INPUT section start

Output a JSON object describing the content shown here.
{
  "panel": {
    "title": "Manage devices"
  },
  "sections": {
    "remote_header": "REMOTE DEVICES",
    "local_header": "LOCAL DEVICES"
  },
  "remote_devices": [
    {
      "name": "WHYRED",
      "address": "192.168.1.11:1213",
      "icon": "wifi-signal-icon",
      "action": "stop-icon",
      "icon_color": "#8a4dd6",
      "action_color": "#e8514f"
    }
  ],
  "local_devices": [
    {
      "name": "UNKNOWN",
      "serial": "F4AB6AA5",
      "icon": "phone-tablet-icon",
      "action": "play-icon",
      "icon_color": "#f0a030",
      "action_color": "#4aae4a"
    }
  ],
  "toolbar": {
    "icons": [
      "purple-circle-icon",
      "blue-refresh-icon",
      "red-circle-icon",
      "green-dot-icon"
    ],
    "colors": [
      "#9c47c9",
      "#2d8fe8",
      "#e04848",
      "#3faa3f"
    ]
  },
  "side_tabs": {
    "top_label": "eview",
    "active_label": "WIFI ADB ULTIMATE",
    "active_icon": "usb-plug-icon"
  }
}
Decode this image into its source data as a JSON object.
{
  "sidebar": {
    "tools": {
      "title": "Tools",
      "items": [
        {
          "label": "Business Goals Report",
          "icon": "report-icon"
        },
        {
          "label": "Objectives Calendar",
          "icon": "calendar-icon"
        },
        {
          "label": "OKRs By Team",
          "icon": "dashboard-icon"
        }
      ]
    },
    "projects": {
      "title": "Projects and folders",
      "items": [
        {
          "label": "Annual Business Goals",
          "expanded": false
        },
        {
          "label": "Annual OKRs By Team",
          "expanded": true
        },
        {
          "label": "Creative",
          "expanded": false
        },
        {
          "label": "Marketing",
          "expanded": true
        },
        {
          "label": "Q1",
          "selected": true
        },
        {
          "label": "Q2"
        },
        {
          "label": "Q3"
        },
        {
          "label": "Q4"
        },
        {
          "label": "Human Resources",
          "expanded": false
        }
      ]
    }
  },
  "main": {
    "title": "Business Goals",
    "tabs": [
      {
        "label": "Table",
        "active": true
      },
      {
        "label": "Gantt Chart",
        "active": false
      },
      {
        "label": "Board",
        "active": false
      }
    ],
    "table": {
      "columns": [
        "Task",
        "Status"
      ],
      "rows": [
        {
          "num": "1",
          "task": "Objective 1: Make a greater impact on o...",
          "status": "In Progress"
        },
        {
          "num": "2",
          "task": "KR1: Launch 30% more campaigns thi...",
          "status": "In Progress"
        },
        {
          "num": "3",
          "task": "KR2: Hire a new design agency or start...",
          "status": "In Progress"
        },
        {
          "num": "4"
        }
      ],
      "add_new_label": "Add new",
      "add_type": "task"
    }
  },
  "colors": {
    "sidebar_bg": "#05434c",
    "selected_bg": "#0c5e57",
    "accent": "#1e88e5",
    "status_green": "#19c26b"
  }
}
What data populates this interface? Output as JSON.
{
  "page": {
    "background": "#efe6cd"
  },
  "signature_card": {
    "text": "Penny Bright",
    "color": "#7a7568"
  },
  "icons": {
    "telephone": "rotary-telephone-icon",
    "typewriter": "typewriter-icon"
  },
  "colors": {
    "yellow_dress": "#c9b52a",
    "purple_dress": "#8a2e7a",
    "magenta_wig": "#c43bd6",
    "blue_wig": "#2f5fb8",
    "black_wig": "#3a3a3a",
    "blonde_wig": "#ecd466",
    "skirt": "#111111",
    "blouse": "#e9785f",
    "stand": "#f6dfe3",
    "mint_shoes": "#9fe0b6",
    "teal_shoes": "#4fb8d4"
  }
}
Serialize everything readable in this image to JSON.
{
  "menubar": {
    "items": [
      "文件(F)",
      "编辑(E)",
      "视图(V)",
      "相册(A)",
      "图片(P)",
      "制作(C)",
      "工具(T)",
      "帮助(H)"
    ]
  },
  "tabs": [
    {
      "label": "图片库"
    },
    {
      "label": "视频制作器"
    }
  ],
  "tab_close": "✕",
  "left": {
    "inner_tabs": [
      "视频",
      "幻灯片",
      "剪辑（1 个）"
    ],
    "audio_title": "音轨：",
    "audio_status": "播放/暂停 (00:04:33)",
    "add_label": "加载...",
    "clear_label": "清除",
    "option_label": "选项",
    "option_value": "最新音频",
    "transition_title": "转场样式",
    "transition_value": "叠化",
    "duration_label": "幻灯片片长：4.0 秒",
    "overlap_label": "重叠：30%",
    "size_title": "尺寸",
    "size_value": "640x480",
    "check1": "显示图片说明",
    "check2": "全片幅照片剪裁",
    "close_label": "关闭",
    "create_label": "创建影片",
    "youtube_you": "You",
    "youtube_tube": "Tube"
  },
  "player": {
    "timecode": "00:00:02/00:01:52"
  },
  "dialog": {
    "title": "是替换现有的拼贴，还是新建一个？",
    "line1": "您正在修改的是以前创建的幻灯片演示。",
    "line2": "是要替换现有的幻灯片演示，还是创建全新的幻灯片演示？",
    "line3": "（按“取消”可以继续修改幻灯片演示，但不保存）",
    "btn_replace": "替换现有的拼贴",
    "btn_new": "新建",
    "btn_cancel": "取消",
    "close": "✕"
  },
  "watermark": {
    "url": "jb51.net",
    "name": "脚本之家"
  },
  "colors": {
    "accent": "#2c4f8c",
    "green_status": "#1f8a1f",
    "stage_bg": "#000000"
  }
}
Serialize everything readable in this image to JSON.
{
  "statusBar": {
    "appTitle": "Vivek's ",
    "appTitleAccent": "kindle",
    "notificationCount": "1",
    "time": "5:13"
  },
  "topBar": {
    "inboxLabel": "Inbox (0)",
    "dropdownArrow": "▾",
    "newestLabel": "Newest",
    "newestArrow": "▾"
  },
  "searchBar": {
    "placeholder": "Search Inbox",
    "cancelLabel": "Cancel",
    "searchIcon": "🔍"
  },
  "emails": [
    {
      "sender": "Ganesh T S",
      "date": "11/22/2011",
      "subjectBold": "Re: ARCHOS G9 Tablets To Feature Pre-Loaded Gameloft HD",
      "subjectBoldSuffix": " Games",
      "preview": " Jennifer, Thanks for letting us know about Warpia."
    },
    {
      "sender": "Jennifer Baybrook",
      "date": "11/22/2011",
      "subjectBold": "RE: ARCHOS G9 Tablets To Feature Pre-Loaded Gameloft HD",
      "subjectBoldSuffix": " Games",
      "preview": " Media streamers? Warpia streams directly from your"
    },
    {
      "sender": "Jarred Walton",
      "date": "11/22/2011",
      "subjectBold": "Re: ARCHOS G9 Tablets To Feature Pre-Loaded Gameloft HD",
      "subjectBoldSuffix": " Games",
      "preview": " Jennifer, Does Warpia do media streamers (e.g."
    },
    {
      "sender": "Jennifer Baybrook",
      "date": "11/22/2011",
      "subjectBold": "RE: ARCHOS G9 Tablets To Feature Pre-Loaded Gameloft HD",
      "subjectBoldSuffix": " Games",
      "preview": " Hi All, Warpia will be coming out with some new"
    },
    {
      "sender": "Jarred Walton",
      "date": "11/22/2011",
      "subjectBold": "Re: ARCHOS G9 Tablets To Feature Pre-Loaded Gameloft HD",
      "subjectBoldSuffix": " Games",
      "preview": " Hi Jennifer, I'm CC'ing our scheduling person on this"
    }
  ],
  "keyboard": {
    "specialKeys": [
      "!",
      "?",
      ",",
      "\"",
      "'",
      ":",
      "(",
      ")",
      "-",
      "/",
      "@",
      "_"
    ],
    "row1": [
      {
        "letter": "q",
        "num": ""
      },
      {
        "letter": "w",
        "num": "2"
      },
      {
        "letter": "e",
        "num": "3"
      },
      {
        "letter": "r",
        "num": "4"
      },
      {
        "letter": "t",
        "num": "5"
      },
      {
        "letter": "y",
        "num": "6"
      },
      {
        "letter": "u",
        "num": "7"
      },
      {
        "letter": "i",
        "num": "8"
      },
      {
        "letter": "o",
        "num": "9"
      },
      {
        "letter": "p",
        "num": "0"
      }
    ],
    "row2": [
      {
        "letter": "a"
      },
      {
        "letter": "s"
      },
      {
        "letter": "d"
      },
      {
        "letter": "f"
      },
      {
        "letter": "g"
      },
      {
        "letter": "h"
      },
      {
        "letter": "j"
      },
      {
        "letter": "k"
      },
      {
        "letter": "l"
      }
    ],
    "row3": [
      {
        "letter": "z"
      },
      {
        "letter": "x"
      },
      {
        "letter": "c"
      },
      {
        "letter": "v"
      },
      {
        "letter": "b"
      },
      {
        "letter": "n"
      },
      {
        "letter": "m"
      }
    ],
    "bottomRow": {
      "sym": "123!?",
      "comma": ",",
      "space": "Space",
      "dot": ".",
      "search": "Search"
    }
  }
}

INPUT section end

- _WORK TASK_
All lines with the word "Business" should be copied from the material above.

- _ANSWER BOX_
          "label": "Business Goals Report",
          "label": "Annual Business Goals",
    "title": "Business Goals",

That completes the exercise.